Brazil's economy slowed in the third quarter amid heightened political turmoil, though increases in private consumption and investment suggested that a recovery from the country's longest recession on record is strengthening.

Gross domestic product expanded 0.1% in the July-September period from the previous three months in seasonally adjusted terms, the Brazilian Institute of Geography and Statistics, or IBGE, said Friday. That was a far cry from the 1.3% and 0.7% growth registered in the first and second quarters, respectively, and fell short of the 0.2% median estimate in a survey of analysts by the local Agência Estado newswire.

The period in question was marked by a resurgence in political uncertainty as President Michel Temer battled a series of corruption-related charges that have damaged his popularity and undermined his ability to pass needed overhauls.

Despite the turmoil, most of the economy was resilient.
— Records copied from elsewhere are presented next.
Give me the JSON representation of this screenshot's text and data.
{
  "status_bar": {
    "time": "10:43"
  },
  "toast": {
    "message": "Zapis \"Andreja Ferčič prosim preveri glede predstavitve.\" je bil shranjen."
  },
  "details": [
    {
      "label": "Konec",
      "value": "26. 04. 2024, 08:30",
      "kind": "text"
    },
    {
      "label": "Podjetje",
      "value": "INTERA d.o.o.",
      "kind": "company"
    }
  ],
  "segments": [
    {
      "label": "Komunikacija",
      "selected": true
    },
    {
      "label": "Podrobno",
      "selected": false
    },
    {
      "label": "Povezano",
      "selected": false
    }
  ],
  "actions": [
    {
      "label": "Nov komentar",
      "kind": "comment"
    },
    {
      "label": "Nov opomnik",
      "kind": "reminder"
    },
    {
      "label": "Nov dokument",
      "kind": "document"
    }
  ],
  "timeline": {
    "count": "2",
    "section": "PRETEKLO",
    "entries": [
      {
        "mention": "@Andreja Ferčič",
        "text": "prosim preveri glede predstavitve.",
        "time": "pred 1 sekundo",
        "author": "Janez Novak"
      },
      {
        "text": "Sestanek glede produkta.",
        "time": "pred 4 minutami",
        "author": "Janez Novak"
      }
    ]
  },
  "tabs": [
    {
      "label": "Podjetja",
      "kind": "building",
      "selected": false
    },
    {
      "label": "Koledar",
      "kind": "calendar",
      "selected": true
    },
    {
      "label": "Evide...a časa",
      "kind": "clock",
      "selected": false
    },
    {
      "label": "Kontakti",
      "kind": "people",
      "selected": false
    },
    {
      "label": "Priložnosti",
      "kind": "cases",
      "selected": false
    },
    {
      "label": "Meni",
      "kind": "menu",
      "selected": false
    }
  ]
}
Noting that data from the first and second quarters were revised higher, London-based Capital Economics said in a note that the headline GDP figure "is not as bad as it looks."
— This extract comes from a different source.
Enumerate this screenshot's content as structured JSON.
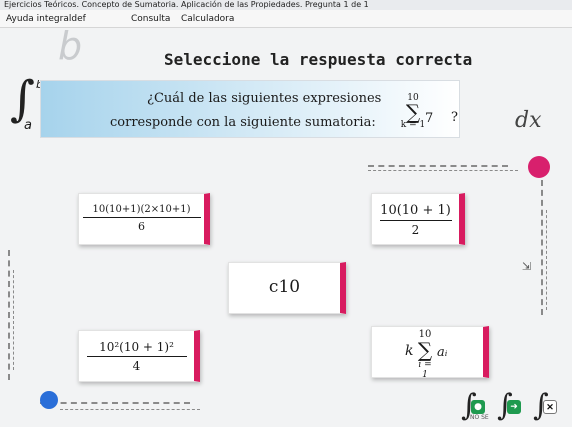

Gross fixed-capital formation -- a key measure of investment -- expanded 1.6% in the third quarter from the second after 15 consecutive quarters of decline. Private consumption grew 1.2% for a second straight quarter. On the supply side of the economy, industrial output and services expanded by 0.8% and 0.6% from the second quarter, offsetting a 3% decline in the volatile agriculture sector.

"The underlying growth dynamics of the economy improved and broadened" in the third quarter, Goldman Sachs economist Alberto Ramos said in a note, raising his forecast for 2017 GDP growth to 1.1% from 0.9%. "The last three years were extraordinarily challenging, but the recession now seems to have moved into the rear-view mirror."

The question now is how long it will take for Brazil to dig out of a downturn that knocked a cumulative 7% off GDP in 2015 and 2016.

According to a weekly survey by the central bank, private economists expect GDP to increase 0.7% in 2017 and 2.6% next year.

But with a fiscal deficit of 9.25% of GDP, the government has little capacity to stimulate faster growth, let alone counter any unforeseen shocks the economy may face in the future.

At the same time, analysts say Mr. Temer's marquee overhaul, tackling Brazil's unsustainable social-security system, is unlikely to pass Congress before next year's general election.

That means Brazil's hopes of narrowing the government's deficit and restoring investor confidence may hinge on a market-friendly presidential candidate who has yet to emerge from the pack of mostly unpopular career politicians currently positioning themselves to run.

"The risk we face is not continuing to advance" with further overhauls, said Flávio Serrano, senior economist at Haitong investment bank in São Paulo. "Consumption is growing, investment is growing, so that's a sign that we may keep growing. But whether that actually happens will depend on further reforms."

Write to Paul Kiernan at

(END) Dow Jones Newswires

December 01, 2017 11:10 ET (16:10 GMT)